Mobile Suit Gundam: The Origin Vol. 1: Activation: And here comes your manga choice, a deluxe 456-page Vertical hardcover kicking off a new translation effort for this 2001-11 anime tie-in comic by Yoshikazu Yasuhiko, notable because Gundam is a foundational late ’70s giant robot show, and Yasuhiko — an accomplished manga artist of such Studio Proteus/Dark Horse gems as The Venus Wars and Rebel Sword — was its original character designer. Here he begins an expansive re-telling of the original story, which, if the Vertical releases track the larger Japanese editions, should run to 11 volumes, though I’m not sure exactly how it’ll all pan out. Glad to have Yasuhiko back in English; he can put together some exemplary action/chase scenes. With an essay by Neon Genesis Evangelion creator Hideaki Anno, one of many beneficiaries of the Gundam legacy; $29.95.
Battle Angel Alita: Last Order Omnibus Vol. 1: Also in big fat manga is this new Kodansha packaging of pretty girl cyborg violence comics by Yukito Kishiro, 672 pages’ worth of stuff, collecting the first three volumes of the titular series with some apparently heretofore untranslated material. Last Order is a still-ongoing sequel to an earlier, 1990s Battle Angel Alita series, so know that you’re not actually starting at the top here; $19.99.
Slam Dunk Vol. 27 (of 31): And hell, why not bring up a new Takehiko Inoue release from Viz? We’re actually running low on material, now that the sports manga superstar’s (and non-porno Tsukasa Hojo protégé’s) famous basketball series is nearing its English-translated end; $9.99.
Godzilla: The Half-Century War #5 (of 5): Not ‘nearing,’ but right smack at its end is this popular James Stokoe take on another towering Japanese media property, as survivors of the atomic lizard’s 1950s debut face the state of the 21st century with amazed trepidation. Preview; $3.99.
Glory #34: Less obviously ending (at least from the numbering) but also worth noting is one of the very high-profile Rob Liefeld Extreme Studios re-launches from 2012. This was the Joe Keatinge/Ross Campbell take on a superheroine battler, a series which I’ll confess didn’t hold my interest for very long, though Campbell’s art went to some valuable and confrontational places in its depictions of the war-worthy female form in action. It started at issue #23, so that’s 12 issues in sum; $3.99.

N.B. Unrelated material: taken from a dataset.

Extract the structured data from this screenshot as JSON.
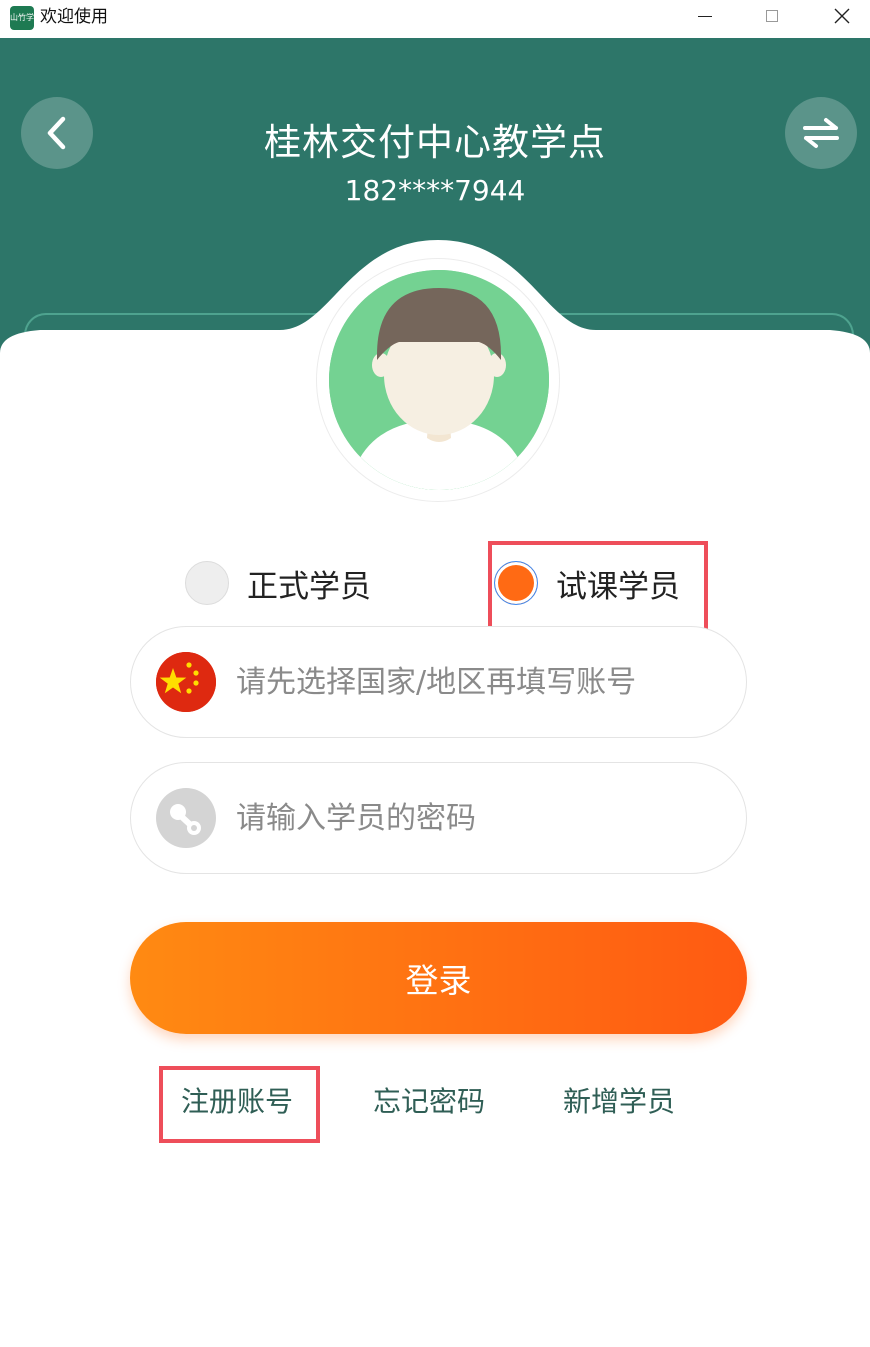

Are You My Mother?: A Comic Drama: Finally, I’ll draw some attention to this new paperback edition of Alison Bechdel’s 2012 follow-up to her massively influential Fun Home, because it’s always worth noting that Fun Home‘s influence was largely on genre and marketing. Few subsequent comic book memoirs, however, have actually chased after the dense, literary patchwork Bechdel created — she’s a bit of an Alan Moore on the scene, having drawn her own Watchmen — a situation thrown into only sharper relief by this quintessential ‘difficult second album,’ a tough, demanding blend of autobiography, auto-critique and self-analysis, well worth a second look if you passed it up; $15.95.

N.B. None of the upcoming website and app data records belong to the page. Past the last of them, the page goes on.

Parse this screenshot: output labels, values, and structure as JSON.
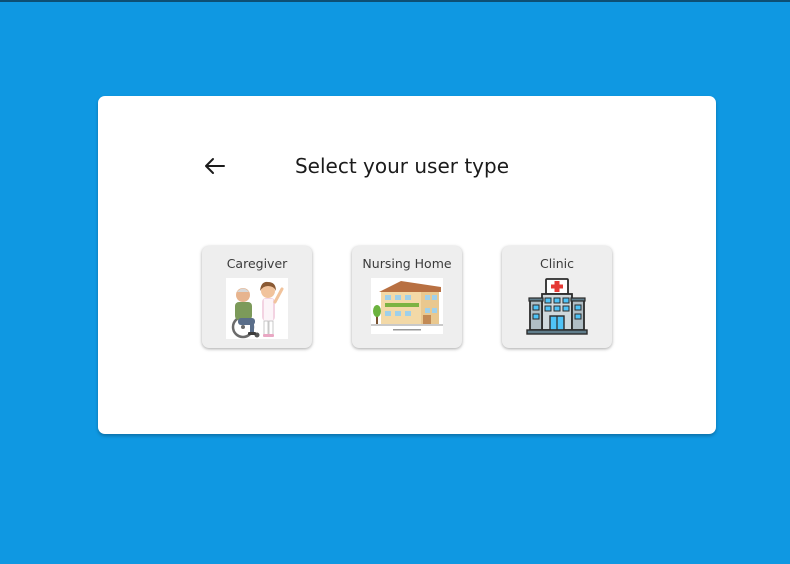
{
  "page": {
    "title": "Select your user type",
    "background_color": "#0f98e2"
  },
  "back_button": {
    "icon": "arrow-left-icon"
  },
  "user_types": [
    {
      "label": "Caregiver",
      "icon": "caregiver-wheelchair-illustration"
    },
    {
      "label": "Nursing Home",
      "icon": "nursing-home-building-illustration"
    },
    {
      "label": "Clinic",
      "icon": "clinic-hospital-icon"
    }
  ]
}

CONFLICT OF INTEREST RESERVOIR: Very strong week on the Fantagraphics front, kicking off with a most interesting Eurocomics release in The Adventures of Jodelle, a swingin’ ’66 special from Guy Peellaert, here presented in a 10.25″ x 13.25″ 164-page hardcover edition, approximately half the space of which is devoted to retelling the history of this experiment in spy fiction and Pop Art; $45.00. Next, Gilbert Hernandez collects and completes a serial from a few years back with Julio’s Day, an account of 100 years of life in 100 pages; $19.99. AND THEN Charles Schulz faces down the end of the Reagan era with The Complete Peanuts Vol. 19: 1987-1988, introduced here by Mr. Garry Trudeau; $28.99.